## WHAT THE TASK ASKS
Every line below that mentions the word "Appartement" should be copied out.

--------------------

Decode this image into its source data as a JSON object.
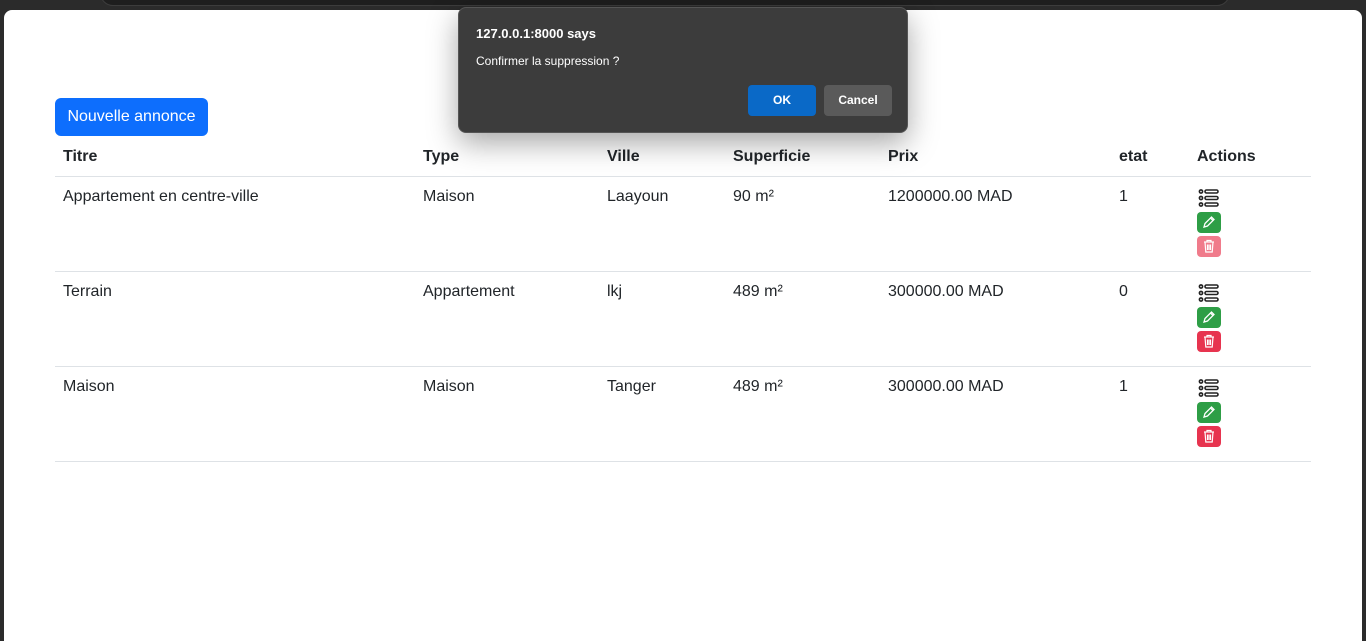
{
  "toolbar": {
    "new_button_label": "Nouvelle annonce"
  },
  "table": {
    "headers": [
      "Titre",
      "Type",
      "Ville",
      "Superficie",
      "Prix",
      "etat",
      "Actions"
    ],
    "rows": [
      {
        "titre": "Appartement en centre-ville",
        "type": "Maison",
        "ville": "Laayoun",
        "superficie": "90 m²",
        "prix": "1200000.00 MAD",
        "etat": "1"
      },
      {
        "titre": "Terrain",
        "type": "Appartement",
        "ville": "lkj",
        "superficie": "489 m²",
        "prix": "300000.00 MAD",
        "etat": "0"
      },
      {
        "titre": "Maison",
        "type": "Maison",
        "ville": "Tanger",
        "superficie": "489 m²",
        "prix": "300000.00 MAD",
        "etat": "1"
      }
    ]
  },
  "dialog": {
    "title": "127.0.0.1:8000 says",
    "message": "Confirmer la suppression ?",
    "ok_label": "OK",
    "cancel_label": "Cancel"
  },
  "colors": {
    "primary": "#0d6efd",
    "success": "#2e9e46",
    "danger": "#e7344f",
    "dialog_bg": "#3c3c3c"
  }
}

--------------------

## ANSWER BELOW
        "titre": "Appartement en centre-ville",
        "type": "Appartement",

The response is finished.